Otte Enterprises, Cardinal Engineering, and Thelen Associates were contracted by the Sanitation District No. 1 (CIP No. S-578-04) in late 2012 to conduct a Drainage Basin Study for the large lake that serves the Sherwood Condominium complex. Sherwood Lake is a 2.8-acre man-made lake in the Sherwood Lakes condominium community located in Boone County, Kentucky. Sherwood Lake functions as the storm water retention basin for the majority of the Sherwood Lakes community. The watershed draining to Sherwood Lake is approximately 75 acres. This includes several off-site properties as well as the Sherwood Lakes community. The majority of the off-site portion of the Sherwood Lake watershed is now developed mostly as commercial and residential.
The Sherwood Lake shoreline has been experiencing erosion failure, causing the lake to widen and allowing the shoreline to get closer to residential buildings that surround the lake. This has been an issue for at least the past ten years and probably started soon after the time the lake was first set up as a storm water retention basin for the Sherwood Lakes community.
The team’s tasks were to: (1) Evaluate the Sherwood Lake shoreline erosion; (2) Review the original drainage report for the Sherwood Lake’s Development; (3) Develop cost effective alternatives with respect to the site condition to address the shoreline erosion; (4) Evaluate the lake depth and the areas surrounding the lake with consideration of the soil type and its possible contribution to the shoreline erosion; and (5) Obtain and review the engineering design plans for the lake’s outlet structure and the dam that was available at the Boone County Planning and Zoning. Cardinal’s tasks were to (1) field survey the lake shoreline and the current lake bottom as well as original lake bottom, (2) prepare a new hydrologic model to evaluate the functionality of the retention basin using the current as-built conditions contained in the 75-acre watershed, and (3) assist with recommendations for shoreline remediation.

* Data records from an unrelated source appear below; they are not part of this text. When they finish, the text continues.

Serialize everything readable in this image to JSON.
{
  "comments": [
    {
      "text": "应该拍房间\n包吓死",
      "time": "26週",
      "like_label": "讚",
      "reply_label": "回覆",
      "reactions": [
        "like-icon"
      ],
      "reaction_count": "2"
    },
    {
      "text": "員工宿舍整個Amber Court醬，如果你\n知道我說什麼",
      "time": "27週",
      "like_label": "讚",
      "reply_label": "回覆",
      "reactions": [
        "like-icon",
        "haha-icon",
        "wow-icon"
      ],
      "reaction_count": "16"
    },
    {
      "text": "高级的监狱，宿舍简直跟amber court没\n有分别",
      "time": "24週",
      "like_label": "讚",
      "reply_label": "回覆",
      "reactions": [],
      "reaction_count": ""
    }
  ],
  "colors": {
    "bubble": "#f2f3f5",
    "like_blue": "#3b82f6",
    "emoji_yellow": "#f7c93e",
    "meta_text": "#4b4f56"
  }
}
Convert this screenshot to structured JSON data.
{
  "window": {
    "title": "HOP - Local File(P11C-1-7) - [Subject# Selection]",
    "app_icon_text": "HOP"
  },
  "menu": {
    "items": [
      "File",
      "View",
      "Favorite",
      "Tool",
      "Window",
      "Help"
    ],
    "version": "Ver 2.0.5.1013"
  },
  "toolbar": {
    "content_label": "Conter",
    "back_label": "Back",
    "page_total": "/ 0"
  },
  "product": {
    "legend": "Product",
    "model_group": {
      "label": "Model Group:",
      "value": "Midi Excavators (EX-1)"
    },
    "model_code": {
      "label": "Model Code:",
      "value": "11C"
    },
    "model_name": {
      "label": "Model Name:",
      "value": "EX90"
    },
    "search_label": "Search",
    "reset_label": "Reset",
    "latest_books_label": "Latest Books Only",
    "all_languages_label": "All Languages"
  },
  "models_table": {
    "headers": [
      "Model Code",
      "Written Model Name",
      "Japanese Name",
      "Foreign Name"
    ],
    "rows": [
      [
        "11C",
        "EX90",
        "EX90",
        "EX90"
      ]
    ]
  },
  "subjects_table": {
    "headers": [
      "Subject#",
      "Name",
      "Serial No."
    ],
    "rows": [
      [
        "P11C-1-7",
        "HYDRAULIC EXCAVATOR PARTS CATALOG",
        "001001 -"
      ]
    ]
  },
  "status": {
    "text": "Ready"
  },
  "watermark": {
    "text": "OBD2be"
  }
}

The results of our study concluded that: (1) the retention basin was functioning properly and that the basin was actually receiving less volumetric flow for the 2- thru 100-year storm events than the original study anticipated (less overall depth fluctuation), and (3) there was a significant amount of sediment buildup in the lake. Options suggested for shoreline remediation included: (1) do nothing, turn the lake into a dry basin, (3) stabilize the shoreline in place with vegetation, and (4) stabilize the shoreline in place with erosion resistant materials. Cardinal’s fee for the project was $9,350.00. Said project was completed on 1/31/13.